*Your goal*: Would you count the lines in the entries below that contain "Ncel"? Reply with the number only.

*Material provided*:

§ §

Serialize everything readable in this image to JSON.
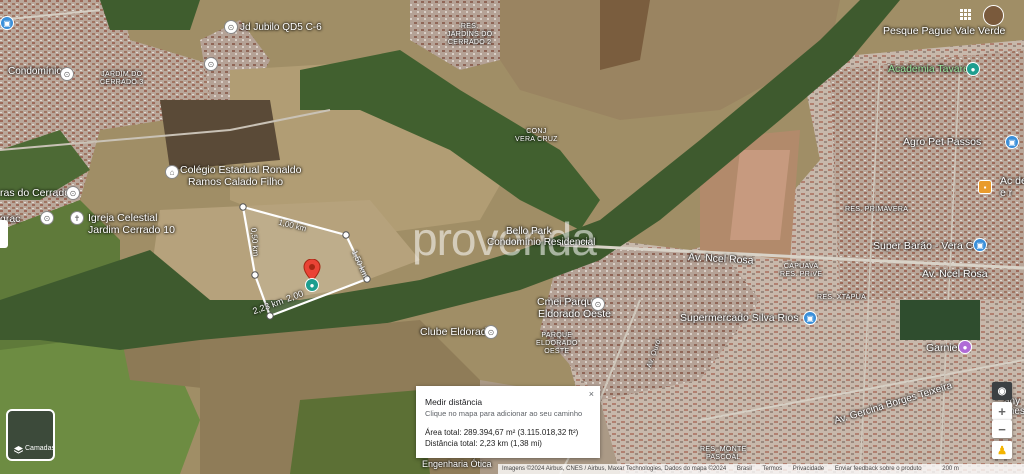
{
  "watermark": "provenda",
  "measure_panel": {
    "title": "Medir distância",
    "subtitle": "Clique no mapa para adicionar ao seu caminho",
    "area": "Área total: 289.394,67 m² (3.115.018,32 ft²)",
    "distance": "Distância total: 2,23 km (1,38 mi)",
    "close": "×"
  },
  "segments": {
    "top": "1,00 km",
    "left": "0,50 km",
    "right": "1,50 km",
    "bottom_a": "2,23 km",
    "bottom_b": "2,00"
  },
  "places": {
    "jubilo": "Jd Jubilo QD5 C-6",
    "res_jardins": "RES.\nJARDINS DO\nCERRADO 2",
    "condominio": "Condomínio",
    "jardim_do_cerrado": "JARDIM DO\nCERRADO 3",
    "colegio_1": "Colégio Estadual Ronaldo",
    "colegio_2": "Ramos Calado Filho",
    "ras_do_cerrado": "ras do Cerrado",
    "igreja_1": "Igreja Celestial",
    "igreja_2": "Jardim Cerrado 10",
    "grac": "grac",
    "conj_vera_cruz": "CONJ\nVERA CRUZ",
    "pesque": "Pesque Pague Vale Verde",
    "academia": "Academia Tavares",
    "agro": "Agro Pet Passos",
    "res_primavera": "RES. PRIMAVERA",
    "super_barao": "Super Barão - Vera Cruz",
    "av_ncel_rosa_1": "Av. Ncel Rosa",
    "av_ncel_rosa_2": "Av. Ncel Rosa",
    "res_prive": "CAPUAVA\nRES. PRIVE",
    "res_xtapua": "RES. XTAPUA",
    "bello_1": "Bello Park",
    "bello_2": "Condomínio Residencial",
    "cmei_1": "Cmei Parque",
    "cmei_2": "Eldorado Oeste",
    "parque_eldorado": "PARQUE\nELDORADO\nOESTE",
    "clube": "Clube Eldorado",
    "supermercado": "Supermercado Silva Rios",
    "garnier": "Garnier",
    "av_gercina": "Av. Gercina Borges Teixeira",
    "av_ouro": "Av. Ouro",
    "engenharia": "Engenharia Ótica",
    "res_monte": "RES. MONTE\nPASCOAL",
    "any": "any",
    "mesa": "mesa",
    "ac": "Ac de\ne r"
  },
  "layers_button": {
    "label": "Camadas"
  },
  "attribution": {
    "imagery": "Imagens ©2024 Airbus, CNES / Airbus, Maxar Technologies, Dados do mapa ©2024",
    "brasil": "Brasil",
    "termos": "Termos",
    "privacidade": "Privacidade",
    "feedback": "Enviar feedback sobre o produto",
    "scale": "200 m"
  },
  "colors": {
    "measure_line": "#ffffff",
    "pin_red": "#ea4335",
    "pin_teal": "#1e9e8f",
    "pin_blue": "#3a8fd9"
  }
}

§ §

*Response for this exercise*: 2